Healthcare organizations looking to show their accountable care readiness and capability now have the technical specifications that each ACO must meet, the National Committee for Quality Assurance (NCQA) announced this month.
The technical measures will help ACOs define populations for measurement and properly collect and report quality performance, according to the nonprofit accreditor.
"Releasing these measure specifications is also an important step in making ACOs a functioning, vibrant part of American healthcare," NCQA Vice President of Performance Measurement Mary Barton said in a statement.
Moreover, the provider-led ACOs must show they meet the technical specifications across the continuum of care, from physician's office to clinic to acute care hospital to skilled nursing facility or hospice, HealthLeaders Media reported today.
The new ACO accreditation measures add on to already established criteria, including access to needed providers, patient-centered primary care, and patient rights and responsibilities, among others.
So far, the first batch of provider organizations seeking ACO accreditation from the NCQA totals six.
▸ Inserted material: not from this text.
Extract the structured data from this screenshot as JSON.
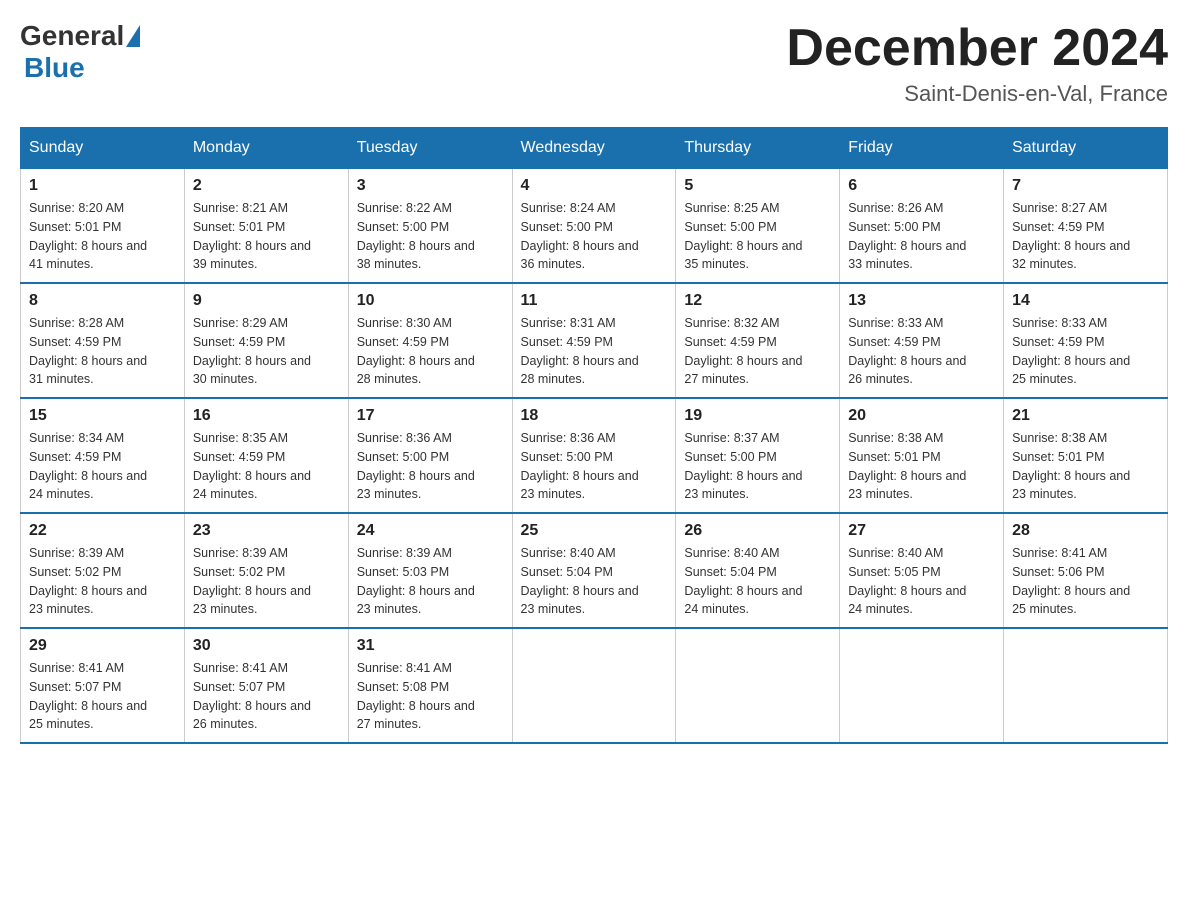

Results for the "early adopters"--Billings (Mont.) Clinic; Essentia Health in Duluth, Minn.; Children's Hospital of Philadelphia; HealthPartners in Minneapolis, Minn.; Crystal Run Healthcare in Middletown, N.Y.; and Kelsey-Seybold Clinic in Houston--will be released Dec. 31.
However, the NCQA also expects many of the 100 self-identified ACOs to seek evaluation next year, noted HealthLeaders.
That number could rise, as a June report from intelligence business firm Leavitt Partners found ACO development across the nation grew by 38 percent in six months to more than 200 identified ACOs in the nation.